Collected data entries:
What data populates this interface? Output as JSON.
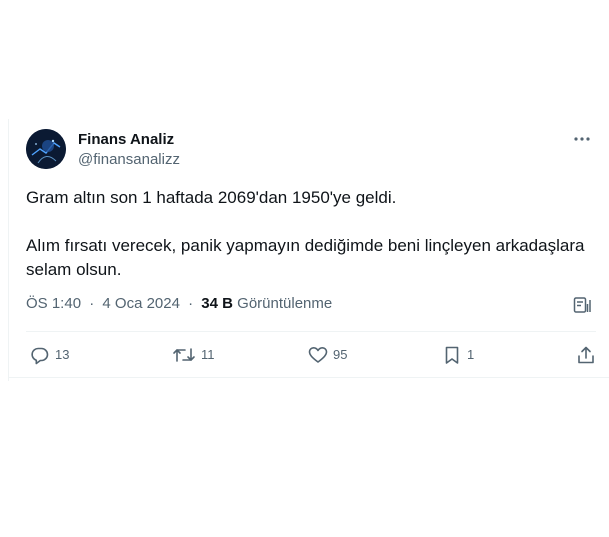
{
  "author": {
    "name": "Finans Analiz",
    "handle": "@finansanalizz",
    "avatar_icon": "avatar-image"
  },
  "tweet": {
    "text": "Gram altın son 1 haftada 2069'dan 1950'ye geldi.\n\nAlım fırsatı verecek, panik yapmayın dediğimde beni linçleyen arkadaşlara selam olsun.",
    "time": "ÖS 1:40",
    "date": "4 Oca 2024",
    "separator": "·",
    "views_count": "34 B",
    "views_label": "Görüntülenme"
  },
  "actions": {
    "replies": "13",
    "reposts": "11",
    "likes": "95",
    "bookmarks": "1"
  },
  "icons": {
    "more": "more-dots-icon",
    "analytics": "analytics-icon",
    "reply": "reply-icon",
    "repost": "repost-icon",
    "like": "heart-icon",
    "bookmark": "bookmark-icon",
    "share": "share-icon"
  },
  "colors": {
    "text_primary": "#0f1419",
    "text_secondary": "#536471",
    "divider": "#eff3f4"
  }
}
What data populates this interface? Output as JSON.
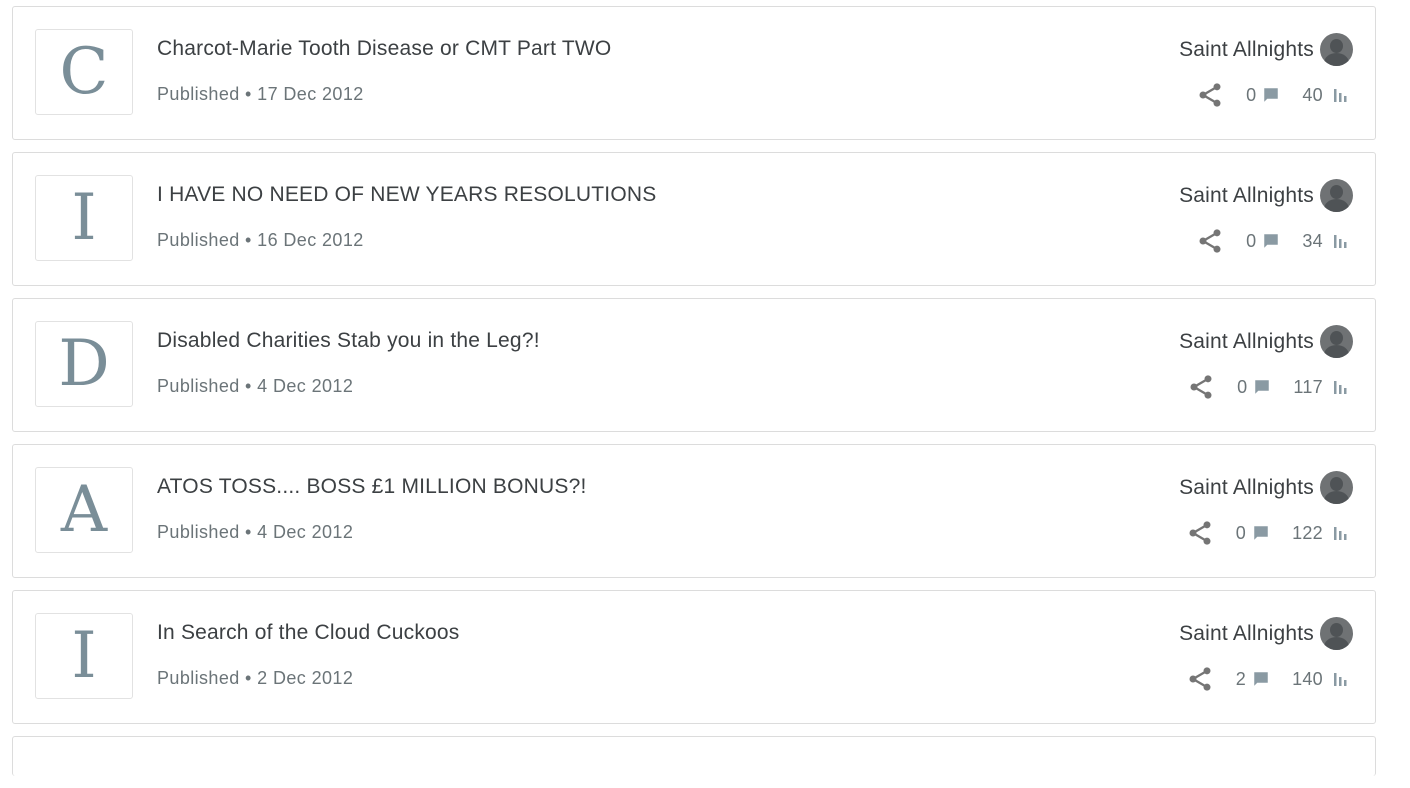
{
  "posts": [
    {
      "initial": "C",
      "title": "Charcot-Marie Tooth Disease or CMT Part TWO",
      "meta": "Published • 17 Dec 2012",
      "author": "Saint Allnights",
      "comments": "0",
      "views": "40"
    },
    {
      "initial": "I",
      "title": "I HAVE NO NEED OF NEW YEARS RESOLUTIONS",
      "meta": "Published • 16 Dec 2012",
      "author": "Saint Allnights",
      "comments": "0",
      "views": "34"
    },
    {
      "initial": "D",
      "title": "Disabled Charities Stab you in the Leg?!",
      "meta": "Published • 4 Dec 2012",
      "author": "Saint Allnights",
      "comments": "0",
      "views": "117"
    },
    {
      "initial": "A",
      "title": "ATOS TOSS.... BOSS £1 MILLION BONUS?!",
      "meta": "Published • 4 Dec 2012",
      "author": "Saint Allnights",
      "comments": "0",
      "views": "122"
    },
    {
      "initial": "I",
      "title": "In Search of the Cloud Cuckoos",
      "meta": "Published • 2 Dec 2012",
      "author": "Saint Allnights",
      "comments": "2",
      "views": "140"
    }
  ],
  "icons": {
    "share": "share-icon",
    "comment": "comment-icon",
    "views": "bar-chart-icon",
    "avatar": "avatar-placeholder"
  },
  "colors": {
    "thumb_letter": "#7a8e98",
    "icon_grey": "#8a9aa3",
    "share_grey": "#757575",
    "border": "#dcdcdc"
  }
}
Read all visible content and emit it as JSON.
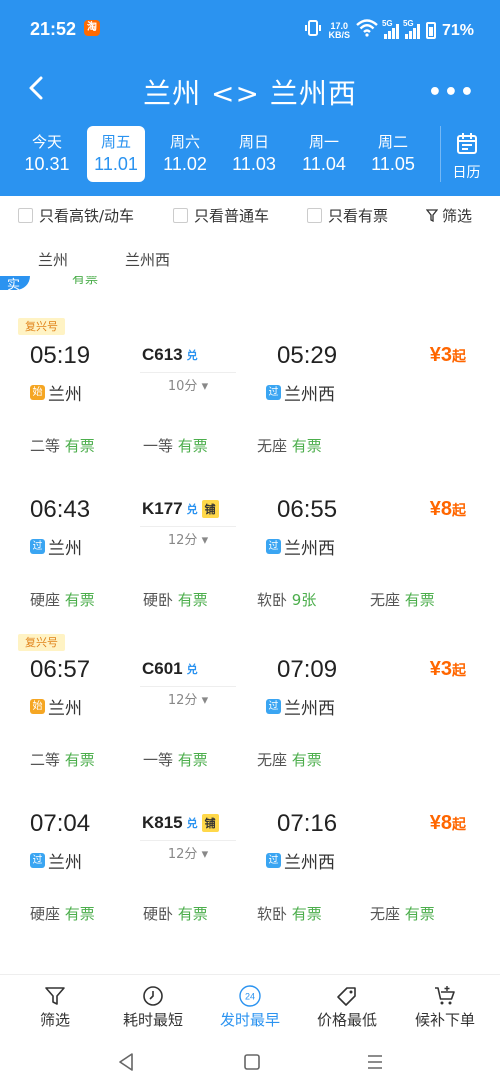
{
  "status_bar": {
    "time": "21:52",
    "app_badge": "淘",
    "speed_top": "17.0",
    "speed_bottom": "KB/S",
    "sig1": "5G",
    "sig2": "5G",
    "battery": "71%"
  },
  "header": {
    "title": "兰州 <> 兰州西"
  },
  "dates": [
    {
      "weekday": "今天",
      "date": "10.31"
    },
    {
      "weekday": "周五",
      "date": "11.01",
      "selected": true
    },
    {
      "weekday": "周六",
      "date": "11.02"
    },
    {
      "weekday": "周日",
      "date": "11.03"
    },
    {
      "weekday": "周一",
      "date": "11.04"
    },
    {
      "weekday": "周二",
      "date": "11.05"
    }
  ],
  "calendar_label": "日历",
  "filters": {
    "high_speed": "只看高铁/动车",
    "normal": "只看普通车",
    "available": "只看有票",
    "filter": "筛选"
  },
  "stations": {
    "from": "兰州",
    "to": "兰州西"
  },
  "peek_badge": "实",
  "peek_text": "有票",
  "fuxing_label": "复兴号",
  "dui_label": "兑",
  "pu_label": "铺",
  "start_tag": "始",
  "pass_tag": "过",
  "price_suffix": "起",
  "trains": [
    {
      "fuxing": true,
      "dep": "05:19",
      "no": "C613",
      "pu": false,
      "arr": "05:29",
      "dur": "10分",
      "from_tag": "start",
      "from": "兰州",
      "to": "兰州西",
      "price": "¥3",
      "seats": [
        {
          "n": "二等",
          "v": "有票"
        },
        {
          "n": "一等",
          "v": "有票"
        },
        {
          "n": "无座",
          "v": "有票"
        }
      ]
    },
    {
      "fuxing": false,
      "dep": "06:43",
      "no": "K177",
      "pu": true,
      "arr": "06:55",
      "dur": "12分",
      "from_tag": "pass",
      "from": "兰州",
      "to": "兰州西",
      "price": "¥8",
      "seats": [
        {
          "n": "硬座",
          "v": "有票"
        },
        {
          "n": "硬卧",
          "v": "有票"
        },
        {
          "n": "软卧",
          "v": "9张"
        },
        {
          "n": "无座",
          "v": "有票"
        }
      ]
    },
    {
      "fuxing": true,
      "dep": "06:57",
      "no": "C601",
      "pu": false,
      "arr": "07:09",
      "dur": "12分",
      "from_tag": "start",
      "from": "兰州",
      "to": "兰州西",
      "price": "¥3",
      "seats": [
        {
          "n": "二等",
          "v": "有票"
        },
        {
          "n": "一等",
          "v": "有票"
        },
        {
          "n": "无座",
          "v": "有票"
        }
      ]
    },
    {
      "fuxing": false,
      "dep": "07:04",
      "no": "K815",
      "pu": true,
      "arr": "07:16",
      "dur": "12分",
      "from_tag": "pass",
      "from": "兰州",
      "to": "兰州西",
      "price": "¥8",
      "seats": [
        {
          "n": "硬座",
          "v": "有票"
        },
        {
          "n": "硬卧",
          "v": "有票"
        },
        {
          "n": "软卧",
          "v": "有票"
        },
        {
          "n": "无座",
          "v": "有票"
        }
      ]
    }
  ],
  "bottom_tabs": [
    {
      "label": "筛选",
      "icon": "funnel-icon"
    },
    {
      "label": "耗时最短",
      "icon": "clock-icon"
    },
    {
      "label": "发时最早",
      "icon": "early-icon",
      "active": true,
      "badge": "24"
    },
    {
      "label": "价格最低",
      "icon": "price-tag-icon"
    },
    {
      "label": "候补下单",
      "icon": "cart-icon"
    }
  ],
  "colors": {
    "brand": "#2b93f0",
    "price": "#ff6600",
    "available": "#4cae4c",
    "fuxing_bg": "#fff3c4"
  }
}
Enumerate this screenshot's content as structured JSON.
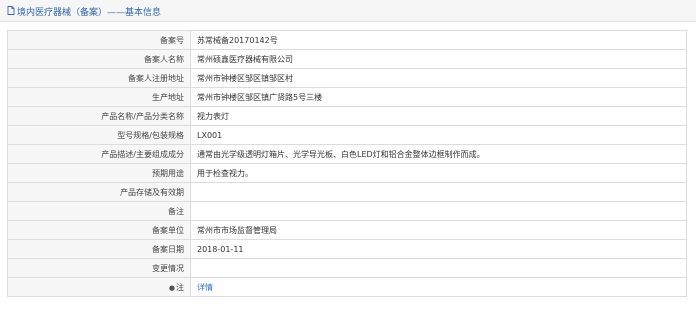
{
  "header": {
    "title": "境内医疗器械（备案）——基本信息"
  },
  "rows": [
    {
      "label": "备案号",
      "value": "苏常械备20170142号"
    },
    {
      "label": "备案人名称",
      "value": "常州硕鑫医疗器械有限公司"
    },
    {
      "label": "备案人注册地址",
      "value": "常州市钟楼区邹区镇邹区村"
    },
    {
      "label": "生产地址",
      "value": "常州市钟楼区邹区镇广贤路5号三楼"
    },
    {
      "label": "产品名称/产品分类名称",
      "value": "视力表灯"
    },
    {
      "label": "型号规格/包装规格",
      "value": "LX001"
    },
    {
      "label": "产品描述/主要组成成分",
      "value": "通常由光学级透明灯箱片、光学导光板、白色LED灯和铝合金整体边框制作而成。"
    },
    {
      "label": "预期用途",
      "value": "用于检查视力。"
    },
    {
      "label": "产品存储及有效期",
      "value": ""
    },
    {
      "label": "备注",
      "value": ""
    },
    {
      "label": "备案单位",
      "value": "常州市市场监督管理局"
    },
    {
      "label": "备案日期",
      "value": "2018-01-11"
    },
    {
      "label": "变更情况",
      "value": ""
    }
  ],
  "note_row": {
    "label": "注",
    "link": "详情"
  }
}
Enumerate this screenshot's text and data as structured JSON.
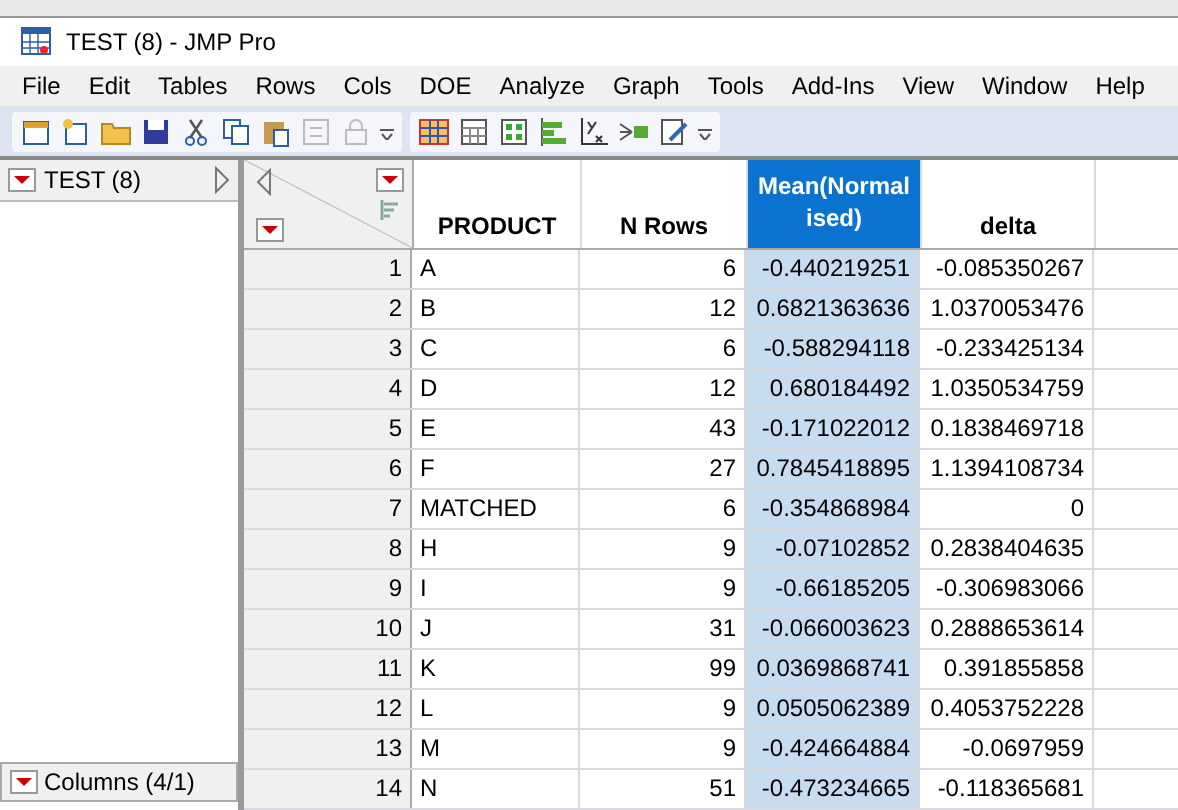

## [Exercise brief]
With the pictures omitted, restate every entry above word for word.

## [Written reply]
What data populates this interface? Output as JSON.
{
  "author": {
    "name": "Finans Analiz",
    "handle": "@finansanalizz",
    "avatar_icon": "avatar-image"
  },
  "tweet": {
    "text": "Gram altın son 1 haftada 2069'dan 1950'ye geldi.\n\nAlım fırsatı verecek, panik yapmayın dediğimde beni linçleyen arkadaşlara selam olsun.",
    "time": "ÖS 1:40",
    "date": "4 Oca 2024",
    "separator": "·",
    "views_count": "34 B",
    "views_label": "Görüntülenme"
  },
  "actions": {
    "replies": "13",
    "reposts": "11",
    "likes": "95",
    "bookmarks": "1"
  },
  "icons": {
    "more": "more-dots-icon",
    "analytics": "analytics-icon",
    "reply": "reply-icon",
    "repost": "repost-icon",
    "like": "heart-icon",
    "bookmark": "bookmark-icon",
    "share": "share-icon"
  },
  "colors": {
    "text_primary": "#0f1419",
    "text_secondary": "#536471",
    "divider": "#eff3f4"
  }
}
What data populates this interface? Output as JSON.
{
  "posts": [
    {
      "initial": "C",
      "title": "Charcot-Marie Tooth Disease or CMT Part TWO",
      "meta": "Published • 17 Dec 2012",
      "author": "Saint Allnights",
      "comments": "0",
      "views": "40"
    },
    {
      "initial": "I",
      "title": "I HAVE NO NEED OF NEW YEARS RESOLUTIONS",
      "meta": "Published • 16 Dec 2012",
      "author": "Saint Allnights",
      "comments": "0",
      "views": "34"
    },
    {
      "initial": "D",
      "title": "Disabled Charities Stab you in the Leg?!",
      "meta": "Published • 4 Dec 2012",
      "author": "Saint Allnights",
      "comments": "0",
      "views": "117"
    },
    {
      "initial": "A",
      "title": "ATOS TOSS.... BOSS £1 MILLION BONUS?!",
      "meta": "Published • 4 Dec 2012",
      "author": "Saint Allnights",
      "comments": "0",
      "views": "122"
    },
    {
      "initial": "I",
      "title": "In Search of the Cloud Cuckoos",
      "meta": "Published • 2 Dec 2012",
      "author": "Saint Allnights",
      "comments": "2",
      "views": "140"
    }
  ],
  "icons": {
    "share": "share-icon",
    "comment": "comment-icon",
    "views": "bar-chart-icon",
    "avatar": "avatar-placeholder"
  },
  "colors": {
    "thumb_letter": "#7a8e98",
    "icon_grey": "#8a9aa3",
    "share_grey": "#757575",
    "border": "#dcdcdc"
  }
}
Read all visible content and emit it as JSON.
{
  "status_bar": {
    "time": "21:52",
    "app_badge": "淘",
    "speed_top": "17.0",
    "speed_bottom": "KB/S",
    "sig1": "5G",
    "sig2": "5G",
    "battery": "71%"
  },
  "header": {
    "title": "兰州 <> 兰州西"
  },
  "dates": [
    {
      "weekday": "今天",
      "date": "10.31"
    },
    {
      "weekday": "周五",
      "date": "11.01",
      "selected": true
    },
    {
      "weekday": "周六",
      "date": "11.02"
    },
    {
      "weekday": "周日",
      "date": "11.03"
    },
    {
      "weekday": "周一",
      "date": "11.04"
    },
    {
      "weekday": "周二",
      "date": "11.05"
    }
  ],
  "calendar_label": "日历",
  "filters": {
    "high_speed": "只看高铁/动车",
    "normal": "只看普通车",
    "available": "只看有票",
    "filter": "筛选"
  },
  "stations": {
    "from": "兰州",
    "to": "兰州西"
  },
  "peek_badge": "实",
  "peek_text": "有票",
  "fuxing_label": "复兴号",
  "dui_label": "兑",
  "pu_label": "铺",
  "start_tag": "始",
  "pass_tag": "过",
  "price_suffix": "起",
  "trains": [
    {
      "fuxing": true,
      "dep": "05:19",
      "no": "C613",
      "pu": false,
      "arr": "05:29",
      "dur": "10分",
      "from_tag": "start",
      "from": "兰州",
      "to": "兰州西",
      "price": "¥3",
      "seats": [
        {
          "n": "二等",
          "v": "有票"
        },
        {
          "n": "一等",
          "v": "有票"
        },
        {
          "n": "无座",
          "v": "有票"
        }
      ]
    },
    {
      "fuxing": false,
      "dep": "06:43",
      "no": "K177",
      "pu": true,
      "arr": "06:55",
      "dur": "12分",
      "from_tag": "pass",
      "from": "兰州",
      "to": "兰州西",
      "price": "¥8",
      "seats": [
        {
          "n": "硬座",
          "v": "有票"
        },
        {
          "n": "硬卧",
          "v": "有票"
        },
        {
          "n": "软卧",
          "v": "9张"
        },
        {
          "n": "无座",
          "v": "有票"
        }
      ]
    },
    {
      "fuxing": true,
      "dep": "06:57",
      "no": "C601",
      "pu": false,
      "arr": "07:09",
      "dur": "12分",
      "from_tag": "start",
      "from": "兰州",
      "to": "兰州西",
      "price": "¥3",
      "seats": [
        {
          "n": "二等",
          "v": "有票"
        },
        {
          "n": "一等",
          "v": "有票"
        },
        {
          "n": "无座",
          "v": "有票"
        }
      ]
    },
    {
      "fuxing": false,
      "dep": "07:04",
      "no": "K815",
      "pu": true,
      "arr": "07:16",
      "dur": "12分",
      "from_tag": "pass",
      "from": "兰州",
      "to": "兰州西",
      "price": "¥8",
      "seats": [
        {
          "n": "硬座",
          "v": "有票"
        },
        {
          "n": "硬卧",
          "v": "有票"
        },
        {
          "n": "软卧",
          "v": "有票"
        },
        {
          "n": "无座",
          "v": "有票"
        }
      ]
    }
  ],
  "bottom_tabs": [
    {
      "label": "筛选",
      "icon": "funnel-icon"
    },
    {
      "label": "耗时最短",
      "icon": "clock-icon"
    },
    {
      "label": "发时最早",
      "icon": "early-icon",
      "active": true,
      "badge": "24"
    },
    {
      "label": "价格最低",
      "icon": "price-tag-icon"
    },
    {
      "label": "候补下单",
      "icon": "cart-icon"
    }
  ],
  "colors": {
    "brand": "#2b93f0",
    "price": "#ff6600",
    "available": "#4cae4c",
    "fuxing_bg": "#fff3c4"
  }
}
Enumerate this screenshot's content as structured JSON.
{
  "header": {
    "title": "境内医疗器械（备案）——基本信息"
  },
  "rows": [
    {
      "label": "备案号",
      "value": "苏常械备20170142号"
    },
    {
      "label": "备案人名称",
      "value": "常州硕鑫医疗器械有限公司"
    },
    {
      "label": "备案人注册地址",
      "value": "常州市钟楼区邹区镇邹区村"
    },
    {
      "label": "生产地址",
      "value": "常州市钟楼区邹区镇广贤路5号三楼"
    },
    {
      "label": "产品名称/产品分类名称",
      "value": "视力表灯"
    },
    {
      "label": "型号规格/包装规格",
      "value": "LX001"
    },
    {
      "label": "产品描述/主要组成成分",
      "value": "通常由光学级透明灯箱片、光学导光板、白色LED灯和铝合金整体边框制作而成。"
    },
    {
      "label": "预期用途",
      "value": "用于检查视力。"
    },
    {
      "label": "产品存储及有效期",
      "value": ""
    },
    {
      "label": "备注",
      "value": ""
    },
    {
      "label": "备案单位",
      "value": "常州市市场监督管理局"
    },
    {
      "label": "备案日期",
      "value": "2018-01-11"
    },
    {
      "label": "变更情况",
      "value": ""
    }
  ],
  "note_row": {
    "label": "注",
    "link": "详情"
  }
}
Enumerate this screenshot's text and data as structured JSON.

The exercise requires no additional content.